Vermont’s future economic prosperity threatened by persistent child poverty
“If there’s one thing Vermonters can agree on, it’s that all children deserve the same opportunities in life,” says Carlen Finn, Executive Director of Voices for Vermont’s Children. “Their future and that of Vermont depends on whether we ensure all kids have access to the strong fundamental building blocks: healthy nutrition, safe and stable housing, solid educational foundations, and health care services.”
But new Census data from the 2009 American Community Survey show that as the Great Recession began to take its toll on Vermont’s families, over 16,000 Vermont children were living in conditions that make it difficult for them to prosper and thrive.
Research shows that growing up in persistent poverty poses high risks to early childhood health and development.
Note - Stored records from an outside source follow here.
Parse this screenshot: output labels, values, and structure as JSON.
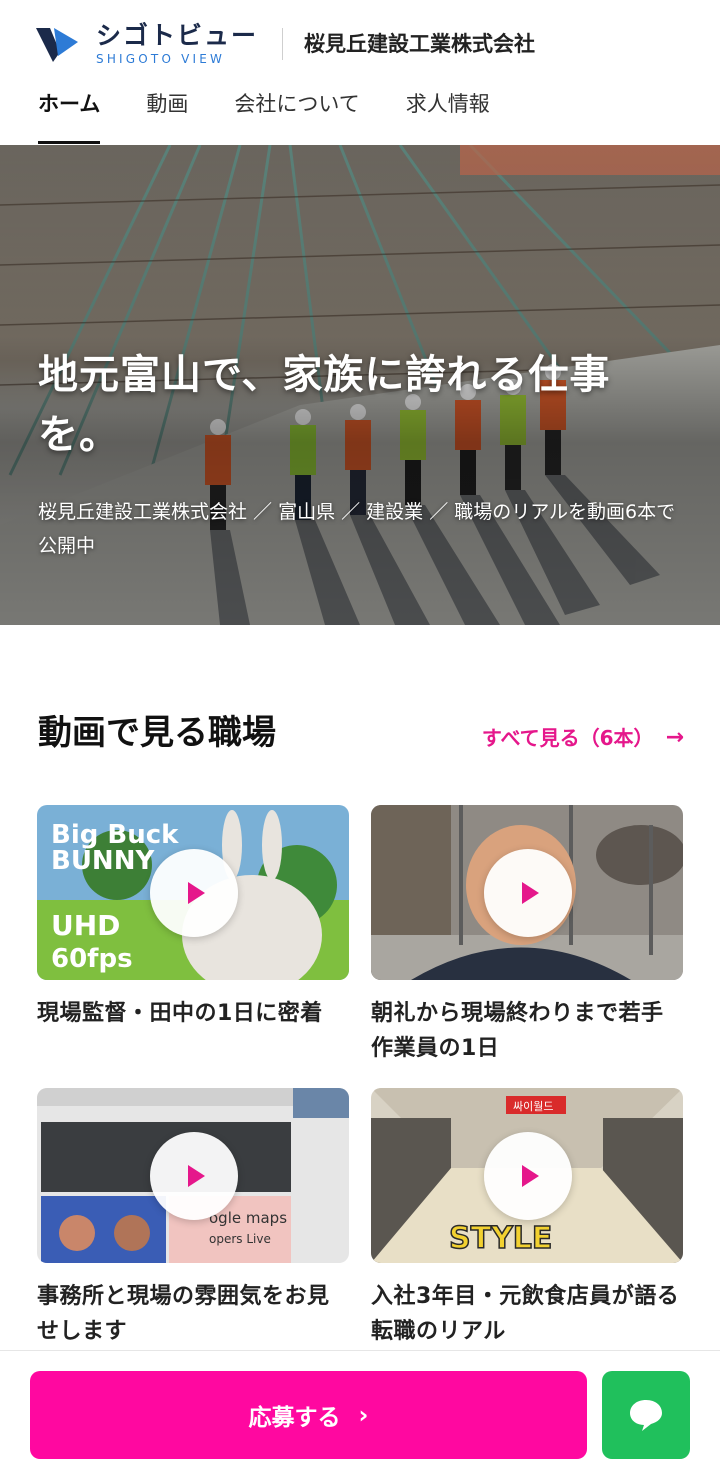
{
  "brand": {
    "logo_ja": "シゴトビュー",
    "logo_en": "SHIGOTO VIEW",
    "company": "桜見丘建設工業株式会社"
  },
  "nav": {
    "items": [
      {
        "label": "ホーム",
        "active": true
      },
      {
        "label": "動画"
      },
      {
        "label": "会社について"
      },
      {
        "label": "求人情報"
      }
    ]
  },
  "hero": {
    "title": "地元富山で、家族に誇れる仕事を。",
    "subtitle": "桜見丘建設工業株式会社 ／ 富山県 ／ 建設業 ／ 職場のリアルを動画6本で公開中"
  },
  "videos_section": {
    "title": "動画で見る職場",
    "see_all": "すべて見る（6本）",
    "see_all_arrow": "→",
    "items": [
      {
        "title": "現場監督・田中の1日に密着",
        "thumb_text_1": "Big Buck",
        "thumb_text_2": "BUNNY",
        "thumb_text_3": "UHD",
        "thumb_text_4": "60fps"
      },
      {
        "title": "朝礼から現場終わりまで若手作業員の1日"
      },
      {
        "title": "事務所と現場の雰囲気をお見せします",
        "thumb_text_1": "ogle maps",
        "thumb_text_2": "opers Live"
      },
      {
        "title": "入社3年目・元飲食店員が語る転職のリアル",
        "thumb_text_1": "STYLE",
        "thumb_text_2": "싸이월드"
      }
    ]
  },
  "bottom": {
    "apply_label": "応募する",
    "apply_chevron": "›"
  },
  "colors": {
    "accent_pink": "#e5178b",
    "apply_pink": "#ff08a0",
    "chat_green": "#20c05c",
    "navy": "#1b2a4a"
  },
  "icons": [
    "logo-mark-icon",
    "arrow-right-icon",
    "play-icon",
    "chevron-right-icon",
    "chat-bubble-icon"
  ]
}
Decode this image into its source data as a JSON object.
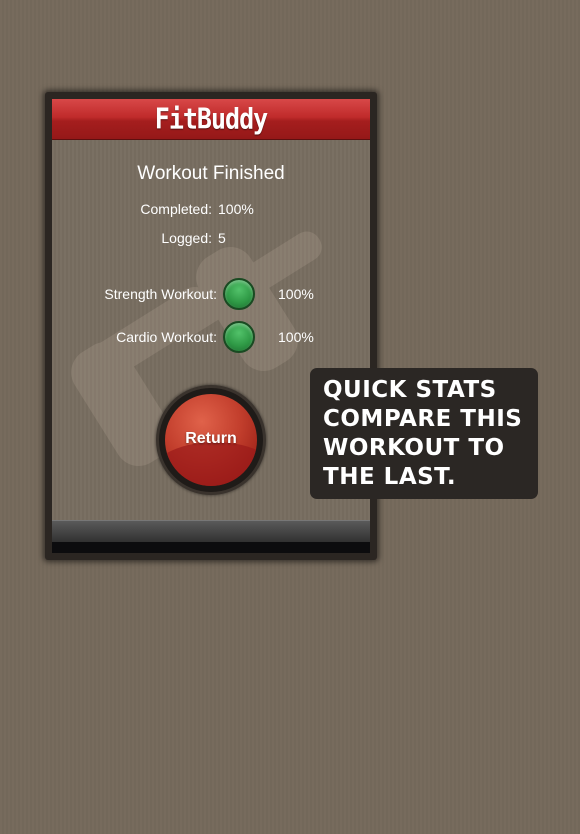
{
  "app": {
    "title": "FitBuddy"
  },
  "summary": {
    "heading": "Workout Finished",
    "completed_label": "Completed:",
    "completed_value": "100%",
    "logged_label": "Logged:",
    "logged_value": "5"
  },
  "workouts": [
    {
      "label": "Strength Workout:",
      "value": "100%",
      "status_color": "#2f9a46"
    },
    {
      "label": "Cardio Workout:",
      "value": "100%",
      "status_color": "#2f9a46"
    }
  ],
  "actions": {
    "return_label": "Return"
  },
  "callout": {
    "text": "QUICK STATS COMPARE THIS WORKOUT TO THE LAST."
  },
  "colors": {
    "titlebar": "#c02b2b",
    "background": "#776b5d",
    "status_complete": "#2f9a46",
    "return_button": "#c33f2d"
  }
}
Economic insecurity often leads to serious and prolonged stress, from a variety of factors: family tensions over a lost job, loss of housing or reliable transportation, food insecurity, or even changes in caregivers. Over time, poverty can become toxic to a child’s emotional and cognitive development, leading to lifelong problems in learning, behavior, and both physical and mental health.
Analysts are especially concerned that the new ACS numbers show that nearly one in five young children are poor. In 2009, 19 percent of Vermont children under the age of 6 were living in poverty, as were 13 percent of all children. When comparing these rates to seniors (7.8%) and working-age adults (11.5%), it is clear that the younger the person in Vermont, the more likely he or she is to be living in poverty.
The good news is that we know what we need to do to reduce child poverty, even in tough economic times. In 2009, the Vermont Child Poverty Council issued a series of recommendations to cut child poverty in half by 2017. The new Census data illustrate that if we hope to attain our goal of reducing child poverty, we need to act now to ensure we have a strong safety net that helps working families and their children move out of poverty and into a more economically secure position.
When thousands of children grow up in poverty, Vermont loses the value of their unrealized potential. As a result, the economic prosperity of our state suffers.
“It is both wrong and unaffordable to leave so many children disadvantaged by economic insecurity,” explains Nicole Mace, Research Coordinator at Voices for Vermont’s Children. “We cannot have economic growth in the future if so many of tomorrow’s workforce start out in poverty now. Today’s poverty numbers should be a wake-up call for urgent investments to help parents get back to work and to meet their basic needs.